Print the lines below exactly as written, with none missing.

◆ ◆ ◆

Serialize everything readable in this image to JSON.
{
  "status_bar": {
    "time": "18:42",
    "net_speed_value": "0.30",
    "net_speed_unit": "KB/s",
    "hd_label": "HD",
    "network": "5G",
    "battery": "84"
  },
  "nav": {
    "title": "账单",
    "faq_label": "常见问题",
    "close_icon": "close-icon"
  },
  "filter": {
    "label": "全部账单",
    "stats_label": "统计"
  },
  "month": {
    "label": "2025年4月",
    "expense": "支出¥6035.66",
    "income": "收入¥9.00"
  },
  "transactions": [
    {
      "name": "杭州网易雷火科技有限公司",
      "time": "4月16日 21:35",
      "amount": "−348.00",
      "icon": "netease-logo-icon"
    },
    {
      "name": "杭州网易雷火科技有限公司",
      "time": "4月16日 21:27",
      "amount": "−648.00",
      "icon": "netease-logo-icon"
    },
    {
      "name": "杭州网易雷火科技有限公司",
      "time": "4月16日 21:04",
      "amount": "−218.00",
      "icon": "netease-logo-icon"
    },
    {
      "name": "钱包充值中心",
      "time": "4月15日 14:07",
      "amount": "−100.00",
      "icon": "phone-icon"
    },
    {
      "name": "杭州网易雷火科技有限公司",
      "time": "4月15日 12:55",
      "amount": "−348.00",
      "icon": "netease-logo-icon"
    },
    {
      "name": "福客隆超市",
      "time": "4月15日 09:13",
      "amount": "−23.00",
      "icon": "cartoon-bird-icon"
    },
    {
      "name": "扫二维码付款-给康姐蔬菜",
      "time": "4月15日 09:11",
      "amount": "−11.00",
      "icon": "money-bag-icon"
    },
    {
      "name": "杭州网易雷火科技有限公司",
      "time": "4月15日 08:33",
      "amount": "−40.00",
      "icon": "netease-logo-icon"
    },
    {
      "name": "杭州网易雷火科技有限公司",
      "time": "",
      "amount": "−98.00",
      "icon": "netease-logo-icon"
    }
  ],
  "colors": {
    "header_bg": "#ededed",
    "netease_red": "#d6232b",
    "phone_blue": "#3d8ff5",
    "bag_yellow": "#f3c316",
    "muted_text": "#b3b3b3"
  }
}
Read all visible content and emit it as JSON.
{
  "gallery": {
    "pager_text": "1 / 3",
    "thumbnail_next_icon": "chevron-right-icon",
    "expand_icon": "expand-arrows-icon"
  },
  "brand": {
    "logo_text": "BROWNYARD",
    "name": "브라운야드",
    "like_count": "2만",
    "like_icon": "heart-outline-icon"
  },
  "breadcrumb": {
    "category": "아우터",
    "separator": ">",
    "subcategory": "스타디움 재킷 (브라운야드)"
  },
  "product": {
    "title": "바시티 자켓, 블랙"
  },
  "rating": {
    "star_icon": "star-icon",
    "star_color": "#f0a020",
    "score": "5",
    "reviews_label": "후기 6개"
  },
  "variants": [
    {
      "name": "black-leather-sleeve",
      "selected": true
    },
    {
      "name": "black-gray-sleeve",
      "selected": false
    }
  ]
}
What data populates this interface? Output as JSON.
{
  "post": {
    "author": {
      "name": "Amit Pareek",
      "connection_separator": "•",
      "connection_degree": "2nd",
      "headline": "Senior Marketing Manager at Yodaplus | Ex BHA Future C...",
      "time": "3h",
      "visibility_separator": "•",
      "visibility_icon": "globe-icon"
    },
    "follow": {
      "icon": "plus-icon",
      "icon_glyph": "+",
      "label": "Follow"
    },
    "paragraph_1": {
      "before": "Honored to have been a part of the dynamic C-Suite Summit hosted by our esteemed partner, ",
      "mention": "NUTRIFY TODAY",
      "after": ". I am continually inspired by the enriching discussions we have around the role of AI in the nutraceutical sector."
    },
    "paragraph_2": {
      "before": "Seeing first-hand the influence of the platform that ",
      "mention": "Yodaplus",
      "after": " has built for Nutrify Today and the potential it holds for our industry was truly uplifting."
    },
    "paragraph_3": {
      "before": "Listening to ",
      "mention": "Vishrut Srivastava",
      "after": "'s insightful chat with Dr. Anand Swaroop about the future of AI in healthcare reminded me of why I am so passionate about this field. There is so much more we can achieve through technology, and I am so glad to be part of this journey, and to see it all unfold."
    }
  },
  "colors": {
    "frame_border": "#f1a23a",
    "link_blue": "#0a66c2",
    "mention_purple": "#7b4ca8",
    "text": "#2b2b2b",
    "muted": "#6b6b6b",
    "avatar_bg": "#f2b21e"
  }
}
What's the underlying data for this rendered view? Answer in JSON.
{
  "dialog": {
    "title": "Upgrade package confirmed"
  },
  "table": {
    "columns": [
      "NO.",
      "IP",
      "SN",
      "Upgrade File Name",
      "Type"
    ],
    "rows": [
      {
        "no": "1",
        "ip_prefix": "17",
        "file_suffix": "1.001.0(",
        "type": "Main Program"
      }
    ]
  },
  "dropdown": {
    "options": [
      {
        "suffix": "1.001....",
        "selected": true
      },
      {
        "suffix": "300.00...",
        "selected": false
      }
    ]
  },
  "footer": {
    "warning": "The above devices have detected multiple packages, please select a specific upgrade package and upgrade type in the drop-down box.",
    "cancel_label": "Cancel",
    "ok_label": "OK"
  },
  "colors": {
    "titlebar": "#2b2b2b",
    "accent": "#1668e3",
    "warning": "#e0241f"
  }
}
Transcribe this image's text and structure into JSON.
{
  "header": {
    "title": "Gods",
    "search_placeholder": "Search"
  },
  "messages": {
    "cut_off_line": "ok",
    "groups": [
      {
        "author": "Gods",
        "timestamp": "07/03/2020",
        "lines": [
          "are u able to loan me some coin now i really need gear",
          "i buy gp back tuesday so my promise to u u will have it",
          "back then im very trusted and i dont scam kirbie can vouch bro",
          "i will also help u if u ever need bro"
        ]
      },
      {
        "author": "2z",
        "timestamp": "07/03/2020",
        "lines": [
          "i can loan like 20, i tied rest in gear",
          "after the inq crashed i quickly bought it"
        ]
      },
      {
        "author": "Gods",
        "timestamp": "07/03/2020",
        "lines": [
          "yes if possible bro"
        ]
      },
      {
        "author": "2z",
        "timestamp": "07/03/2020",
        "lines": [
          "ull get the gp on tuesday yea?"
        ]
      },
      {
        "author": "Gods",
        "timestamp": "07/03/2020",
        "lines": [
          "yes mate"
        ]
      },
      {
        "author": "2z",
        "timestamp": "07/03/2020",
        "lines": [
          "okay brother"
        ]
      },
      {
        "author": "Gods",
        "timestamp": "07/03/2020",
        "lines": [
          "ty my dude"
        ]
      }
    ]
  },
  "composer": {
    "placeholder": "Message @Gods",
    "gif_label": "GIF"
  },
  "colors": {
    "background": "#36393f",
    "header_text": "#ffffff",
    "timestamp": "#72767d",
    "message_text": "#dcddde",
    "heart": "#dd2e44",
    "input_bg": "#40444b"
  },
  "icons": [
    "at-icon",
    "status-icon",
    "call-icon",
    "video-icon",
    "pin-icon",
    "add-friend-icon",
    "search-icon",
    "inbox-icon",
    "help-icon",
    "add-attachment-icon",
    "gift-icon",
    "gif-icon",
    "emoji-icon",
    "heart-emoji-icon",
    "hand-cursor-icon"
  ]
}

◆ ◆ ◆

Reply to the task:
Serialize everything readable in this image to JSON.
{
  "status_bar": {
    "time": "18:42",
    "net_speed_value": "0.30",
    "net_speed_unit": "KB/s",
    "hd_label": "HD",
    "network": "5G",
    "battery": "84"
  },
  "nav": {
    "title": "账单",
    "faq_label": "常见问题",
    "close_icon": "close-icon"
  },
  "filter": {
    "label": "全部账单",
    "stats_label": "统计"
  },
  "month": {
    "label": "2025年4月",
    "expense": "支出¥6035.66",
    "income": "收入¥9.00"
  },
  "transactions": [
    {
      "name": "杭州网易雷火科技有限公司",
      "time": "4月16日 21:35",
      "amount": "−348.00",
      "icon": "netease-logo-icon"
    },
    {
      "name": "杭州网易雷火科技有限公司",
      "time": "4月16日 21:27",
      "amount": "−648.00",
      "icon": "netease-logo-icon"
    },
    {
      "name": "杭州网易雷火科技有限公司",
      "time": "4月16日 21:04",
      "amount": "−218.00",
      "icon": "netease-logo-icon"
    },
    {
      "name": "钱包充值中心",
      "time": "4月15日 14:07",
      "amount": "−100.00",
      "icon": "phone-icon"
    },
    {
      "name": "杭州网易雷火科技有限公司",
      "time": "4月15日 12:55",
      "amount": "−348.00",
      "icon": "netease-logo-icon"
    },
    {
      "name": "福客隆超市",
      "time": "4月15日 09:13",
      "amount": "−23.00",
      "icon": "cartoon-bird-icon"
    },
    {
      "name": "扫二维码付款-给康姐蔬菜",
      "time": "4月15日 09:11",
      "amount": "−11.00",
      "icon": "money-bag-icon"
    },
    {
      "name": "杭州网易雷火科技有限公司",
      "time": "4月15日 08:33",
      "amount": "−40.00",
      "icon": "netease-logo-icon"
    },
    {
      "name": "杭州网易雷火科技有限公司",
      "time": "",
      "amount": "−98.00",
      "icon": "netease-logo-icon"
    }
  ],
  "colors": {
    "header_bg": "#ededed",
    "netease_red": "#d6232b",
    "phone_blue": "#3d8ff5",
    "bag_yellow": "#f3c316",
    "muted_text": "#b3b3b3"
  }
}
Read all visible content and emit it as JSON.
{
  "gallery": {
    "pager_text": "1 / 3",
    "thumbnail_next_icon": "chevron-right-icon",
    "expand_icon": "expand-arrows-icon"
  },
  "brand": {
    "logo_text": "BROWNYARD",
    "name": "브라운야드",
    "like_count": "2만",
    "like_icon": "heart-outline-icon"
  },
  "breadcrumb": {
    "category": "아우터",
    "separator": ">",
    "subcategory": "스타디움 재킷 (브라운야드)"
  },
  "product": {
    "title": "바시티 자켓, 블랙"
  },
  "rating": {
    "star_icon": "star-icon",
    "star_color": "#f0a020",
    "score": "5",
    "reviews_label": "후기 6개"
  },
  "variants": [
    {
      "name": "black-leather-sleeve",
      "selected": true
    },
    {
      "name": "black-gray-sleeve",
      "selected": false
    }
  ]
}
What data populates this interface? Output as JSON.
{
  "post": {
    "author": {
      "name": "Amit Pareek",
      "connection_separator": "•",
      "connection_degree": "2nd",
      "headline": "Senior Marketing Manager at Yodaplus | Ex BHA Future C...",
      "time": "3h",
      "visibility_separator": "•",
      "visibility_icon": "globe-icon"
    },
    "follow": {
      "icon": "plus-icon",
      "icon_glyph": "+",
      "label": "Follow"
    },
    "paragraph_1": {
      "before": "Honored to have been a part of the dynamic C-Suite Summit hosted by our esteemed partner, ",
      "mention": "NUTRIFY TODAY",
      "after": ". I am continually inspired by the enriching discussions we have around the role of AI in the nutraceutical sector."
    },
    "paragraph_2": {
      "before": "Seeing first-hand the influence of the platform that ",
      "mention": "Yodaplus",
      "after": " has built for Nutrify Today and the potential it holds for our industry was truly uplifting."
    },
    "paragraph_3": {
      "before": "Listening to ",
      "mention": "Vishrut Srivastava",
      "after": "'s insightful chat with Dr. Anand Swaroop about the future of AI in healthcare reminded me of why I am so passionate about this field. There is so much more we can achieve through technology, and I am so glad to be part of this journey, and to see it all unfold."
    }
  },
  "colors": {
    "frame_border": "#f1a23a",
    "link_blue": "#0a66c2",
    "mention_purple": "#7b4ca8",
    "text": "#2b2b2b",
    "muted": "#6b6b6b",
    "avatar_bg": "#f2b21e"
  }
}
What's the underlying data for this rendered view? Answer in JSON.
{
  "dialog": {
    "title": "Upgrade package confirmed"
  },
  "table": {
    "columns": [
      "NO.",
      "IP",
      "SN",
      "Upgrade File Name",
      "Type"
    ],
    "rows": [
      {
        "no": "1",
        "ip_prefix": "17",
        "file_suffix": "1.001.0(",
        "type": "Main Program"
      }
    ]
  },
  "dropdown": {
    "options": [
      {
        "suffix": "1.001....",
        "selected": true
      },
      {
        "suffix": "300.00...",
        "selected": false
      }
    ]
  },
  "footer": {
    "warning": "The above devices have detected multiple packages, please select a specific upgrade package and upgrade type in the drop-down box.",
    "cancel_label": "Cancel",
    "ok_label": "OK"
  },
  "colors": {
    "titlebar": "#2b2b2b",
    "accent": "#1668e3",
    "warning": "#e0241f"
  }
}
Transcribe this image's text and structure into JSON.
{
  "header": {
    "title": "Gods",
    "search_placeholder": "Search"
  },
  "messages": {
    "cut_off_line": "ok",
    "groups": [
      {
        "author": "Gods",
        "timestamp": "07/03/2020",
        "lines": [
          "are u able to loan me some coin now i really need gear",
          "i buy gp back tuesday so my promise to u u will have it",
          "back then im very trusted and i dont scam kirbie can vouch bro",
          "i will also help u if u ever need bro"
        ]
      },
      {
        "author": "2z",
        "timestamp": "07/03/2020",
        "lines": [
          "i can loan like 20, i tied rest in gear",
          "after the inq crashed i quickly bought it"
        ]
      },
      {
        "author": "Gods",
        "timestamp": "07/03/2020",
        "lines": [
          "yes if possible bro"
        ]
      },
      {
        "author": "2z",
        "timestamp": "07/03/2020",
        "lines": [
          "ull get the gp on tuesday yea?"
        ]
      },
      {
        "author": "Gods",
        "timestamp": "07/03/2020",
        "lines": [
          "yes mate"
        ]
      },
      {
        "author": "2z",
        "timestamp": "07/03/2020",
        "lines": [
          "okay brother"
        ]
      },
      {
        "author": "Gods",
        "timestamp": "07/03/2020",
        "lines": [
          "ty my dude"
        ]
      }
    ]
  },
  "composer": {
    "placeholder": "Message @Gods",
    "gif_label": "GIF"
  },
  "colors": {
    "background": "#36393f",
    "header_text": "#ffffff",
    "timestamp": "#72767d",
    "message_text": "#dcddde",
    "heart": "#dd2e44",
    "input_bg": "#40444b"
  },
  "icons": [
    "at-icon",
    "status-icon",
    "call-icon",
    "video-icon",
    "pin-icon",
    "add-friend-icon",
    "search-icon",
    "inbox-icon",
    "help-icon",
    "add-attachment-icon",
    "gift-icon",
    "gif-icon",
    "emoji-icon",
    "heart-emoji-icon",
    "hand-cursor-icon"
  ]
}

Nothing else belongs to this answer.